All the entries below should be reproduced exactly.

(Task inputs Opens)

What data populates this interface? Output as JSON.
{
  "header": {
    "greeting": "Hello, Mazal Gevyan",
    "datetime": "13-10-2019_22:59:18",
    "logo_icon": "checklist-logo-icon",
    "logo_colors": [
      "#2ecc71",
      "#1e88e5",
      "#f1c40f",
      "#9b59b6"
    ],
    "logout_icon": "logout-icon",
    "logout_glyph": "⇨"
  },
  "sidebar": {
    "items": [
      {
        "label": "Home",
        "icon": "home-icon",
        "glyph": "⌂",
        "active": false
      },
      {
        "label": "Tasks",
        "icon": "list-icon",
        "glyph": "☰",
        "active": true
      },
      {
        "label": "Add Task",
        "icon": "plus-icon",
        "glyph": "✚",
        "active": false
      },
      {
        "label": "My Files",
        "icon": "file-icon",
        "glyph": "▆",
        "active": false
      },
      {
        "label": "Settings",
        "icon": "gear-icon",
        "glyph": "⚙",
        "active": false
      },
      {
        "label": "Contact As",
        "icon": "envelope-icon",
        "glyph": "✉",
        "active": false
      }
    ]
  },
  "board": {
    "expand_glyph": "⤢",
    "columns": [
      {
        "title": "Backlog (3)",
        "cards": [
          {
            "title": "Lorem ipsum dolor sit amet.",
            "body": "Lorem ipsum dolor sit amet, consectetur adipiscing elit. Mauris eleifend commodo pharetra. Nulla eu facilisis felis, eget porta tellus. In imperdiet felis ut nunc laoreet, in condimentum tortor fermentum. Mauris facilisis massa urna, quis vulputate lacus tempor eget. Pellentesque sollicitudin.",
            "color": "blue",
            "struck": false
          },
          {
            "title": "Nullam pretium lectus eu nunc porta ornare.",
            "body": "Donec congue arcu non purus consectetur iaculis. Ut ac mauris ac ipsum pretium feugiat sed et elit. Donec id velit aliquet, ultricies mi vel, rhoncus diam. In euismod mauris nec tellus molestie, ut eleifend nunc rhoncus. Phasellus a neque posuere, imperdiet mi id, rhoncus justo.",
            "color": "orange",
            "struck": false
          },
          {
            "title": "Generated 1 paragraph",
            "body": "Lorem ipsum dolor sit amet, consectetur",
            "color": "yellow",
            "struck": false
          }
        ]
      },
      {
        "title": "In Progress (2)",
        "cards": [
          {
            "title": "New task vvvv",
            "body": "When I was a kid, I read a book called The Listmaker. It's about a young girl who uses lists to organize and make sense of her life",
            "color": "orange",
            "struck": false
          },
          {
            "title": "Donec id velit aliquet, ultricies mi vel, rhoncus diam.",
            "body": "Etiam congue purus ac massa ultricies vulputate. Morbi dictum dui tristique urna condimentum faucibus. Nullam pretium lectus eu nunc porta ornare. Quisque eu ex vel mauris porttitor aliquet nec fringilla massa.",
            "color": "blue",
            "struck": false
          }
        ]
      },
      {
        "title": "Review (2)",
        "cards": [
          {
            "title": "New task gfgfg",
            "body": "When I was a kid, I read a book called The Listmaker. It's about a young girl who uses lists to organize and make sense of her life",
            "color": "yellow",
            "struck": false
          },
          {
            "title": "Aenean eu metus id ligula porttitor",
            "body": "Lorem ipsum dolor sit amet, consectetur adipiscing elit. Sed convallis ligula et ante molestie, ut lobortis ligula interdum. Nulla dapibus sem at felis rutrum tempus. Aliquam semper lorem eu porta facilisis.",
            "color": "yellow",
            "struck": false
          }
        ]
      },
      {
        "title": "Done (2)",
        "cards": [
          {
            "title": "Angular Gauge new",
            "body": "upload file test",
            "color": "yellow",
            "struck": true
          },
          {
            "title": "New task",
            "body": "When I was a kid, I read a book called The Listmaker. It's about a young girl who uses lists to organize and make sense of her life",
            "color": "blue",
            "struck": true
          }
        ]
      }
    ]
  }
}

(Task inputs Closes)

Task result:
What data populates this interface? Output as JSON.
{
  "header": {
    "greeting": "Hello, Mazal Gevyan",
    "datetime": "13-10-2019_22:59:18",
    "logo_icon": "checklist-logo-icon",
    "logo_colors": [
      "#2ecc71",
      "#1e88e5",
      "#f1c40f",
      "#9b59b6"
    ],
    "logout_icon": "logout-icon",
    "logout_glyph": "⇨"
  },
  "sidebar": {
    "items": [
      {
        "label": "Home",
        "icon": "home-icon",
        "glyph": "⌂",
        "active": false
      },
      {
        "label": "Tasks",
        "icon": "list-icon",
        "glyph": "☰",
        "active": true
      },
      {
        "label": "Add Task",
        "icon": "plus-icon",
        "glyph": "✚",
        "active": false
      },
      {
        "label": "My Files",
        "icon": "file-icon",
        "glyph": "▆",
        "active": false
      },
      {
        "label": "Settings",
        "icon": "gear-icon",
        "glyph": "⚙",
        "active": false
      },
      {
        "label": "Contact As",
        "icon": "envelope-icon",
        "glyph": "✉",
        "active": false
      }
    ]
  },
  "board": {
    "expand_glyph": "⤢",
    "columns": [
      {
        "title": "Backlog (3)",
        "cards": [
          {
            "title": "Lorem ipsum dolor sit amet.",
            "body": "Lorem ipsum dolor sit amet, consectetur adipiscing elit. Mauris eleifend commodo pharetra. Nulla eu facilisis felis, eget porta tellus. In imperdiet felis ut nunc laoreet, in condimentum tortor fermentum. Mauris facilisis massa urna, quis vulputate lacus tempor eget. Pellentesque sollicitudin.",
            "color": "blue",
            "struck": false
          },
          {
            "title": "Nullam pretium lectus eu nunc porta ornare.",
            "body": "Donec congue arcu non purus consectetur iaculis. Ut ac mauris ac ipsum pretium feugiat sed et elit. Donec id velit aliquet, ultricies mi vel, rhoncus diam. In euismod mauris nec tellus molestie, ut eleifend nunc rhoncus. Phasellus a neque posuere, imperdiet mi id, rhoncus justo.",
            "color": "orange",
            "struck": false
          },
          {
            "title": "Generated 1 paragraph",
            "body": "Lorem ipsum dolor sit amet, consectetur",
            "color": "yellow",
            "struck": false
          }
        ]
      },
      {
        "title": "In Progress (2)",
        "cards": [
          {
            "title": "New task vvvv",
            "body": "When I was a kid, I read a book called The Listmaker. It's about a young girl who uses lists to organize and make sense of her life",
            "color": "orange",
            "struck": false
          },
          {
            "title": "Donec id velit aliquet, ultricies mi vel, rhoncus diam.",
            "body": "Etiam congue purus ac massa ultricies vulputate. Morbi dictum dui tristique urna condimentum faucibus. Nullam pretium lectus eu nunc porta ornare. Quisque eu ex vel mauris porttitor aliquet nec fringilla massa.",
            "color": "blue",
            "struck": false
          }
        ]
      },
      {
        "title": "Review (2)",
        "cards": [
          {
            "title": "New task gfgfg",
            "body": "When I was a kid, I read a book called The Listmaker. It's about a young girl who uses lists to organize and make sense of her life",
            "color": "yellow",
            "struck": false
          },
          {
            "title": "Aenean eu metus id ligula porttitor",
            "body": "Lorem ipsum dolor sit amet, consectetur adipiscing elit. Sed convallis ligula et ante molestie, ut lobortis ligula interdum. Nulla dapibus sem at felis rutrum tempus. Aliquam semper lorem eu porta facilisis.",
            "color": "yellow",
            "struck": false
          }
        ]
      },
      {
        "title": "Done (2)",
        "cards": [
          {
            "title": "Angular Gauge new",
            "body": "upload file test",
            "color": "yellow",
            "struck": true
          },
          {
            "title": "New task",
            "body": "When I was a kid, I read a book called The Listmaker. It's about a young girl who uses lists to organize and make sense of her life",
            "color": "blue",
            "struck": true
          }
        ]
      }
    ]
  }
}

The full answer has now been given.